The completed wind farm, will not only have a colossal visual impact, it will also impact dreadfully on the health and wellbeing of people living in close proximity to the site. In Australia, laws have been introduced prohibiting the construction of giant wind turbines within 12 km of occupied dwellings, because of the well-known health impacts that they have. But in Scotland, the SNP government has allowed a free for all, where turbines can be built within yards of people’s homes. The constant low-frequency noise, vibrations and ‘shadow flicker-effect’ from turbines can cause headaches, dizziness, sleep deprivation, unsteadiness, nausea, exhaustion, mood swings and an inability to concentrate. Many people have been driven to despair and forced to abandon their homes because of these adverse impacts. There is also increasing evidence that public and private water supplies are being routinely contaminated through the pollution of groundwater by the construction, operation and decommissioning of wind turbines.

The concept that all of this damage would be acceptable if the harnessing of wind energy could help to cut CO2 emissions and halt climate change is also a myth.

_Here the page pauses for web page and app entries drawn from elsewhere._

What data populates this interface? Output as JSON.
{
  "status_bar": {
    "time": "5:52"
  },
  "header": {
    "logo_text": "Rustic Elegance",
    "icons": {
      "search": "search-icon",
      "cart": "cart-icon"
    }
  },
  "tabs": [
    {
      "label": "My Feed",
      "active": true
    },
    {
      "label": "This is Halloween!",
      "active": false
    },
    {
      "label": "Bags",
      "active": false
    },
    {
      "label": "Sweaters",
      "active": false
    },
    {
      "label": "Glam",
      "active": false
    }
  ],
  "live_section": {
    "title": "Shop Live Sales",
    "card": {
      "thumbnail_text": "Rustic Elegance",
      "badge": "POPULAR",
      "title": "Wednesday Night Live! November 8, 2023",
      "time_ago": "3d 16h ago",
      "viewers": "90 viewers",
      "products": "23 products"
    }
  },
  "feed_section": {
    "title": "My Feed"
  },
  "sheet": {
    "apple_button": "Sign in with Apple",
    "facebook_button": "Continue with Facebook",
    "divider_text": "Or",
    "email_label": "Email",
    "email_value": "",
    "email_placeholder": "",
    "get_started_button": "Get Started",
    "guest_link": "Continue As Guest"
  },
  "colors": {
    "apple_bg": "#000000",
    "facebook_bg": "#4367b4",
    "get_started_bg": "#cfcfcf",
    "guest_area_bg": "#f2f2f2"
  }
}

It is a sad fact that the rocketing costs, soaring fuel poverty, landscape vandalism and impact on people’s lives and properties is all for nothing. Even if Scotland were covered from end to end with giant wind turbines it would not make the slightest difference to global carbon emissions. Indeed the Chinese are laughing all the way to the bank as they open a new coal-fired power station every week to supply the UK with the steel we need to build our wind farms.

We are the victims of a great folly, perpetuated by politicians who believe, incredibly, that “wind is free” and that the ruination of Scotland’s landscape will somehow show our commitment to combatting climate change. Alex Salmond said that Scotland could become the Saudi Arabia of renewable energy. His obsession has seen the country peppered with industrial turbines at a cost so far of more than £8 billion. For the same money we could have had a new, state-of-the art, third generation nuclear power plant, which would provide us with carbon-free electricity for the next hundred years at over 90% efficiency. In contrast, we can look forward to an unreliable, intermittent supply of electricity from this forest of expensive turbines, which work for only 25 years at less that 25% efficiency and stop whenever there is no wind or when there is too much wind. This catastrophic energy policy was never economically viable even when oil prices were above $112 a barrel. At today’s price of $47 per barrel it has become a financial scandal of epic proportions. To add insult to injury, vandalising one of the world’s most iconic landscapes at Culzean Castle would be a shocking and unforgivable mistake. South Ayrshire Council must stand up to the pressure and say NO.

Struan Stevenson

(Struan Stevenson was Conservative MEP representing Scotland in the European Parliament from 1999 to 2014. He is the author of ‘SO MUCH WIND – The Myth of Green Energy’.)  (1437 words)